WORK TO COMPLETE >> Needed from the entries below: every line that holds the word "JSON".

** STORED DATA follows **

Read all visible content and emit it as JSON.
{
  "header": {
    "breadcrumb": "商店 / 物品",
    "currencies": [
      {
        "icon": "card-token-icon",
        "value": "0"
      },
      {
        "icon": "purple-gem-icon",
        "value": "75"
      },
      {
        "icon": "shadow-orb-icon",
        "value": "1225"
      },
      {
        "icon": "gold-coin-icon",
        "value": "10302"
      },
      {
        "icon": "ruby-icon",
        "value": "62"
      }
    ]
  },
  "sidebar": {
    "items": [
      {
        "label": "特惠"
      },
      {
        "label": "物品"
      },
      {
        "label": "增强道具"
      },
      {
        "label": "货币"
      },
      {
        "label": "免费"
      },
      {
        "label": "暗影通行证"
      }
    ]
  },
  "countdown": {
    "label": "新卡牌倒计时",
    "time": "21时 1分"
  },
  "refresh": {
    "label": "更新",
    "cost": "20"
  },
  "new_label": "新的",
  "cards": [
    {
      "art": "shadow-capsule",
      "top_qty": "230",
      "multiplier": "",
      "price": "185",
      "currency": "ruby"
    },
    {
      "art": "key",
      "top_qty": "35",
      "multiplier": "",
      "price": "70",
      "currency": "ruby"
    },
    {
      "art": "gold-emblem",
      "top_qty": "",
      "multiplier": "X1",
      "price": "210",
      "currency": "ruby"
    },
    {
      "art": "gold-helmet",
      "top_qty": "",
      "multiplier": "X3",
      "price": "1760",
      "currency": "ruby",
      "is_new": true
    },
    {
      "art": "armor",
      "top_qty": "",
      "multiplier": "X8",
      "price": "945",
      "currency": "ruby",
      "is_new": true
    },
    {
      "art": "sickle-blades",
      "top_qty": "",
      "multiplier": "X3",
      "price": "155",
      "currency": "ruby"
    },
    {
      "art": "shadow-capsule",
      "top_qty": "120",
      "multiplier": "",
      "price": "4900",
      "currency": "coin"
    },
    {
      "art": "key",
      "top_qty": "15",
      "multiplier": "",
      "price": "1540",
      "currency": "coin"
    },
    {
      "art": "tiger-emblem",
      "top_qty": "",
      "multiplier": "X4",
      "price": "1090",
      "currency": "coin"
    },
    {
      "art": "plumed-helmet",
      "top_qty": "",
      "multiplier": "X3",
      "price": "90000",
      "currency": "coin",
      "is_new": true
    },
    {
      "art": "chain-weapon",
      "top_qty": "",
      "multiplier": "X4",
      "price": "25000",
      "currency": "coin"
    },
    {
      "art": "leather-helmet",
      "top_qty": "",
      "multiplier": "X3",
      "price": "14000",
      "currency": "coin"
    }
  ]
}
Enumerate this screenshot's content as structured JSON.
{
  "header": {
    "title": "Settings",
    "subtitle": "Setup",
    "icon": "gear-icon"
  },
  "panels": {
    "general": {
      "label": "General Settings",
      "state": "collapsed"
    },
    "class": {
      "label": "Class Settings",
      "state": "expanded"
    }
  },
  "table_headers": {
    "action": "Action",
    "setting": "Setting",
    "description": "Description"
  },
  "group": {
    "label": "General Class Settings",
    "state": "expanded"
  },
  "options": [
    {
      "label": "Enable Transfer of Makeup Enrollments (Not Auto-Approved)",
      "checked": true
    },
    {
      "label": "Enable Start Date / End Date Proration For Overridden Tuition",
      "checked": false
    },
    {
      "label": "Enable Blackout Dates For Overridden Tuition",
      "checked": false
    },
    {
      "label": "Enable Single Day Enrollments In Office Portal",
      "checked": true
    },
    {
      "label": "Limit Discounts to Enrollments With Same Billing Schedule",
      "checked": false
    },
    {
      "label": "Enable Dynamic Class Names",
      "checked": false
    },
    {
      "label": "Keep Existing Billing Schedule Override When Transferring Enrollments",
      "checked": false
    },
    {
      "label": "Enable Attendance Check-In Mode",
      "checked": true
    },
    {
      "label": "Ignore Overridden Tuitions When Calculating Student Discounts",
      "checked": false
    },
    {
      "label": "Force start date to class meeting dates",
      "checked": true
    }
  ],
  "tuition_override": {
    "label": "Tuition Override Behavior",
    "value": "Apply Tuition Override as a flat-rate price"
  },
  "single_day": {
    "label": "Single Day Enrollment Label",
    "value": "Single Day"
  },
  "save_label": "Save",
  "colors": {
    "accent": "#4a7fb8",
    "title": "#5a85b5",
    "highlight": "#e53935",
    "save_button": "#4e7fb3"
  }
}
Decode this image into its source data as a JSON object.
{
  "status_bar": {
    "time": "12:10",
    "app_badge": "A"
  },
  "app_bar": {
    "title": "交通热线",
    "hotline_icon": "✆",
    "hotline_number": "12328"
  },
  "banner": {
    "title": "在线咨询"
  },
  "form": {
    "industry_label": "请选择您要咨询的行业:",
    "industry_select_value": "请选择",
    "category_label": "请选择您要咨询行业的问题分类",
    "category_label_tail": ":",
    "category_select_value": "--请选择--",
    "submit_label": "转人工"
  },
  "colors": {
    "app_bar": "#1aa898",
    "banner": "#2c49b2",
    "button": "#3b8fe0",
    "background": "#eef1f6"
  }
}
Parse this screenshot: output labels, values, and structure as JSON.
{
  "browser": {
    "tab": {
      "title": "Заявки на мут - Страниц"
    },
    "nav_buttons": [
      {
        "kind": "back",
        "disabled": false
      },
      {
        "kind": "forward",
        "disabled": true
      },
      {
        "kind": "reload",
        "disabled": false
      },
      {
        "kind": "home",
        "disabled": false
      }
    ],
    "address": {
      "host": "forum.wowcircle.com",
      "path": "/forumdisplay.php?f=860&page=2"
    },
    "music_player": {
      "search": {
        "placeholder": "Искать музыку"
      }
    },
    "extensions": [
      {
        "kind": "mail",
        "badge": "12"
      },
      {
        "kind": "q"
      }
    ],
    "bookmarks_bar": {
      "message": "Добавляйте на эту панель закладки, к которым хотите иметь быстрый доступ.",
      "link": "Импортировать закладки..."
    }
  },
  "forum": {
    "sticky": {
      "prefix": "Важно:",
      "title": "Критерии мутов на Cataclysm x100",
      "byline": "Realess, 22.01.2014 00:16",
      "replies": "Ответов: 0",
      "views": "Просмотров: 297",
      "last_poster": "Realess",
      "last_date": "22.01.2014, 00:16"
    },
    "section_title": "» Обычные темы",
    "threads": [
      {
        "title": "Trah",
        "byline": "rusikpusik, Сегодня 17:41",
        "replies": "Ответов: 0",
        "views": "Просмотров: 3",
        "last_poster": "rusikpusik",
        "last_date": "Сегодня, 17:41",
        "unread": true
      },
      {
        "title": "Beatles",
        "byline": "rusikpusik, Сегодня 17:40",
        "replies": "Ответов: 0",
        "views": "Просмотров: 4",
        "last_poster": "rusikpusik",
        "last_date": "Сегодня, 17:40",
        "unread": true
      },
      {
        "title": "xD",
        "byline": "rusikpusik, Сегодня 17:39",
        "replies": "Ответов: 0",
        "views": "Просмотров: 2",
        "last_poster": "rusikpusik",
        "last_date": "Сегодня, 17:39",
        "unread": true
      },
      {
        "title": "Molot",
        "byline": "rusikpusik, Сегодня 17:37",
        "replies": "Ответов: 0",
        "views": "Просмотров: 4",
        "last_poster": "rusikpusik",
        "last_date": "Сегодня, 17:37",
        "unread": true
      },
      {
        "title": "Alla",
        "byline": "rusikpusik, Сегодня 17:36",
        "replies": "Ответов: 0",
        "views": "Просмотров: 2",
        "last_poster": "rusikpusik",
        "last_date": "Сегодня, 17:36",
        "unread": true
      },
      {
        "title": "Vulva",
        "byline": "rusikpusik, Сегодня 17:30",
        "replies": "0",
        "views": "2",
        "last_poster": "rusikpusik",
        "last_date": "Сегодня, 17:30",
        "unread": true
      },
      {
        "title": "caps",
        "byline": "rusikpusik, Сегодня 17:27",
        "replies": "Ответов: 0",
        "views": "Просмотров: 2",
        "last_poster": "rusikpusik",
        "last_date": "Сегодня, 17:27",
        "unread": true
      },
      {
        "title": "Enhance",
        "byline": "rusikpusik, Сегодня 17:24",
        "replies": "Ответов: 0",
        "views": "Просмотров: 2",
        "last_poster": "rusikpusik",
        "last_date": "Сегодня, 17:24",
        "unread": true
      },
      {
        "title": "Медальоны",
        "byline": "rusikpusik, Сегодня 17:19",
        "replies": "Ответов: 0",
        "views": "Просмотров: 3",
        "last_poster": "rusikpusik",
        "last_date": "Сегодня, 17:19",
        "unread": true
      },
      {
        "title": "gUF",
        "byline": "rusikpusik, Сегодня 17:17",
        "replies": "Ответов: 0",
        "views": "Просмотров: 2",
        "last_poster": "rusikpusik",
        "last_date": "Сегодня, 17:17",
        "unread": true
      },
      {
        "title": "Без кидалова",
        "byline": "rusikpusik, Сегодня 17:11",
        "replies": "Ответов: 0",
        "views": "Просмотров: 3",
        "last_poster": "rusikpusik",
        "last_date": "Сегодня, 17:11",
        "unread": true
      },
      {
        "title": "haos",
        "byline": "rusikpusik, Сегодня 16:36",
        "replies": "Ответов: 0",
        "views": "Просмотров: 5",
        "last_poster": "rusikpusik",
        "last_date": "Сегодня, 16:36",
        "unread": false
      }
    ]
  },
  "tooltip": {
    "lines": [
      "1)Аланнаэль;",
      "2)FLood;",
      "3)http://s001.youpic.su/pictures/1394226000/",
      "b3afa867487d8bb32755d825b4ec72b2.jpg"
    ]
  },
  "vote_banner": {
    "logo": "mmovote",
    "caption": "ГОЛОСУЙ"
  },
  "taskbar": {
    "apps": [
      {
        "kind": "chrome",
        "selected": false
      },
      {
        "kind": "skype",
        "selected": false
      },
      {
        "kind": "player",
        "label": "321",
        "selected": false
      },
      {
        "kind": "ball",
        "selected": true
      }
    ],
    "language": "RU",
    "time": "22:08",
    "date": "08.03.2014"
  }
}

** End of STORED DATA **

RESPONSE TO THIS EXERCISE >>
Read all visible content and emit it as JSON.
Enumerate this screenshot's content as structured JSON.
Decode this image into its source data as a JSON object.
Parse this screenshot: output labels, values, and structure as JSON.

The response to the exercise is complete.